This would be a good example, if it applied better to the game. It doesn’t. If we were talking about a reality-simulating game, we would be talking about GURPS. We’re not. And in this particular game, the examples made by SamWilby apply. Which means that Learning and Logic can accomplish same things, but with different time investment/roll requirements.
Also, your example conflates a mechanic’s skill with Logic, when in reality it’s also Learning. Both professor and mechanic are learned individuals, but they’ve studies different fields. One is also self-taught, when the other is shcool-taught. They both, however, are learned individuals.

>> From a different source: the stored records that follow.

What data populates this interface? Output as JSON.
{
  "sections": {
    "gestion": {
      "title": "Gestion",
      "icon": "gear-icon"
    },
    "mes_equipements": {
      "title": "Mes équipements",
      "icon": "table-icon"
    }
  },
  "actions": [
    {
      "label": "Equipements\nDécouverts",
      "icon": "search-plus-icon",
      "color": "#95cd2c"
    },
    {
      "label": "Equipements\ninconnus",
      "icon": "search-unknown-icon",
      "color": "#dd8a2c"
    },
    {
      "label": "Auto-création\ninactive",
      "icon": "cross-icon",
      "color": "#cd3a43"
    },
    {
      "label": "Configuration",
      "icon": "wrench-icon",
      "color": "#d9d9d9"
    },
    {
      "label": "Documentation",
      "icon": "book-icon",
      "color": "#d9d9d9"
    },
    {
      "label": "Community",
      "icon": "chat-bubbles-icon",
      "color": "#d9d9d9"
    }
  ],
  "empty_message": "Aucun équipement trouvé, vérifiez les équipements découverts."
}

I think combining Logic and Learning into one attribute would also be prudent from the game design perspective. Making redundant entities clutters up the system. Note how other attributes are not raising this kind of discussion. Agility is not being confused with Might, Perception is not being replaced by Will. And yet Logic and Learning are mutually replaceable and very much alike, confusingly so, despite the fact that they can, sometimes, be different. They are not different enough to justify having them both. It’s like having “Spot” and “Search” checks in 3,5 D&D. They are different, but not different enough, and thank god they have been combined into one in later editions.